Asa S. Hami Interviews Chief Judge Sheri Bluebond for Insolvency Law Committee’s Eighth Judicial Profile
In conjunction with other members of the...
A common form that bankruptcy fraud can take is that of a filing party assuming the identity of an unsuspecting victim to commence a bankruptcy case. The filing party may be trying to conceal an elaborate fraud in which the filer took out loans or obtained credit cards using stolen personal information, or trying to avoid foreclosure by transferring property to a friend or loved one and then commencing a bankruptcy case without their knowledge. The victim may not learn that a bankruptcy petition has been filed in his or her name until much later, when applying for a credit card, attempting to refinance a home, or seeking to finance the purchase of a vehicle.

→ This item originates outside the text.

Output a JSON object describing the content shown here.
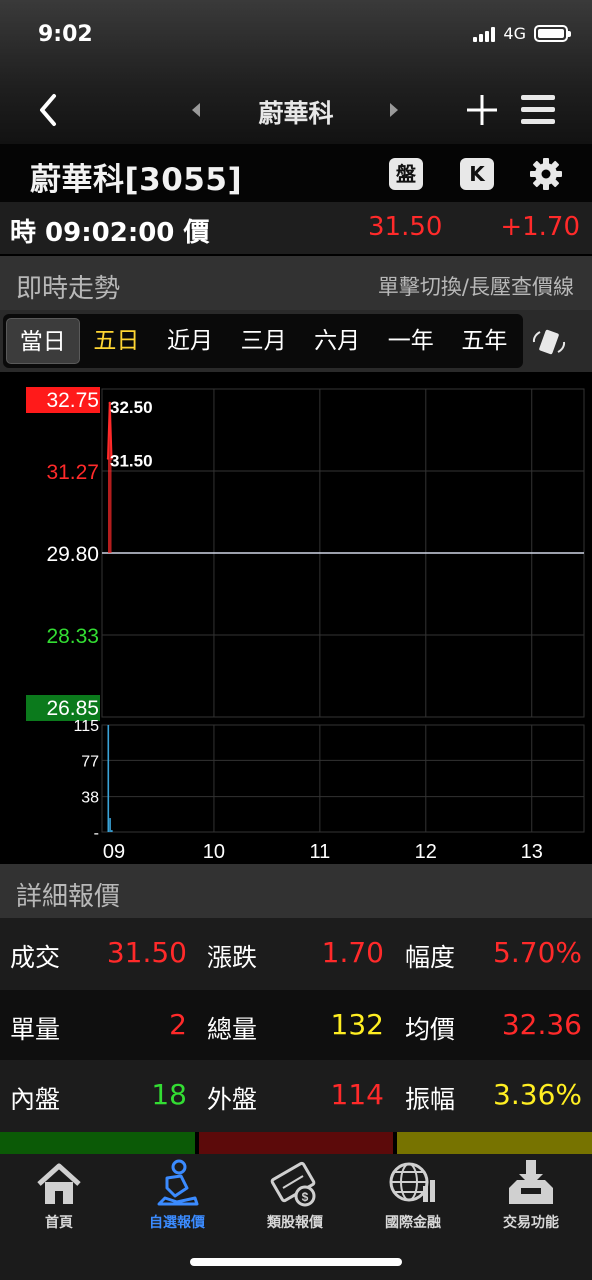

In their CLE-accredited webinar “Debtors-in-Pretension: Identify Theft in Bankruptcy Proceedings,” Maggie Bordeaux, Supervising Senior Staff Attorney of Consumer Law at Public Counsel, and SulmeyerKupetz Attorney Steven Werth will discuss the steps that practitioners should take when clients approach them with situations of identity theft in bankruptcy proceedings. The webinar will address: